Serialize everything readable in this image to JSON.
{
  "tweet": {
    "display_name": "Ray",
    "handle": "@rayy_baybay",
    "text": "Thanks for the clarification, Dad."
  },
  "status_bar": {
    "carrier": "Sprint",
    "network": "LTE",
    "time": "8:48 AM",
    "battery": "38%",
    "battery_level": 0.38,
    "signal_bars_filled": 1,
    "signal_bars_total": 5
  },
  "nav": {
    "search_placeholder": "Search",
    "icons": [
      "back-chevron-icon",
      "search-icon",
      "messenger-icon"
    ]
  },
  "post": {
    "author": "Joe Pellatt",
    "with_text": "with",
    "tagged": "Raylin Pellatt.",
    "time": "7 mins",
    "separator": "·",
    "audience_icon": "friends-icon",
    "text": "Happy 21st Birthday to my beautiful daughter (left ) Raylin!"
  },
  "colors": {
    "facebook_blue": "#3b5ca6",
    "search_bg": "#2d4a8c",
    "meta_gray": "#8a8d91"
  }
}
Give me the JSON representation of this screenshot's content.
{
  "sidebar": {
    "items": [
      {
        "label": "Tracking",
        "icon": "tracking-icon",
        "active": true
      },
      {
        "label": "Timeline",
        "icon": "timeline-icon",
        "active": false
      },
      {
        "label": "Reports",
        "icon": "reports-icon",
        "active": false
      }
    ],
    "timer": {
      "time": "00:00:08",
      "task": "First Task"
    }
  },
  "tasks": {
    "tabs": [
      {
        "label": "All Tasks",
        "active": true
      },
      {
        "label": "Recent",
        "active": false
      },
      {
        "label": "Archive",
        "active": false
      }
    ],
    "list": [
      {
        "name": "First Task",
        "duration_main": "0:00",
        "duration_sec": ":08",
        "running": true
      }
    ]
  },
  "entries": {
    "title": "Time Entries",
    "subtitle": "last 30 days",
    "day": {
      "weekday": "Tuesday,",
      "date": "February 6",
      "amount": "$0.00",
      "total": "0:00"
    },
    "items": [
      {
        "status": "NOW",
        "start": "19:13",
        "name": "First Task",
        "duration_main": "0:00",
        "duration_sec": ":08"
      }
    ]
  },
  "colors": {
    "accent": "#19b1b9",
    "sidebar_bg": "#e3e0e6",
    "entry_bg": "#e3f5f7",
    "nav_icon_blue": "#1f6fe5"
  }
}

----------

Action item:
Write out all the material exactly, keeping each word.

Result of this task:
Serialize everything readable in this image to JSON.
{
  "tweet": {
    "display_name": "Ray",
    "handle": "@rayy_baybay",
    "text": "Thanks for the clarification, Dad."
  },
  "status_bar": {
    "carrier": "Sprint",
    "network": "LTE",
    "time": "8:48 AM",
    "battery": "38%",
    "battery_level": 0.38,
    "signal_bars_filled": 1,
    "signal_bars_total": 5
  },
  "nav": {
    "search_placeholder": "Search",
    "icons": [
      "back-chevron-icon",
      "search-icon",
      "messenger-icon"
    ]
  },
  "post": {
    "author": "Joe Pellatt",
    "with_text": "with",
    "tagged": "Raylin Pellatt.",
    "time": "7 mins",
    "separator": "·",
    "audience_icon": "friends-icon",
    "text": "Happy 21st Birthday to my beautiful daughter (left ) Raylin!"
  },
  "colors": {
    "facebook_blue": "#3b5ca6",
    "search_bg": "#2d4a8c",
    "meta_gray": "#8a8d91"
  }
}
Give me the JSON representation of this screenshot's content.
{
  "sidebar": {
    "items": [
      {
        "label": "Tracking",
        "icon": "tracking-icon",
        "active": true
      },
      {
        "label": "Timeline",
        "icon": "timeline-icon",
        "active": false
      },
      {
        "label": "Reports",
        "icon": "reports-icon",
        "active": false
      }
    ],
    "timer": {
      "time": "00:00:08",
      "task": "First Task"
    }
  },
  "tasks": {
    "tabs": [
      {
        "label": "All Tasks",
        "active": true
      },
      {
        "label": "Recent",
        "active": false
      },
      {
        "label": "Archive",
        "active": false
      }
    ],
    "list": [
      {
        "name": "First Task",
        "duration_main": "0:00",
        "duration_sec": ":08",
        "running": true
      }
    ]
  },
  "entries": {
    "title": "Time Entries",
    "subtitle": "last 30 days",
    "day": {
      "weekday": "Tuesday,",
      "date": "February 6",
      "amount": "$0.00",
      "total": "0:00"
    },
    "items": [
      {
        "status": "NOW",
        "start": "19:13",
        "name": "First Task",
        "duration_main": "0:00",
        "duration_sec": ":08"
      }
    ]
  },
  "colors": {
    "accent": "#19b1b9",
    "sidebar_bg": "#e3e0e6",
    "entry_bg": "#e3f5f7",
    "nav_icon_blue": "#1f6fe5"
  }
}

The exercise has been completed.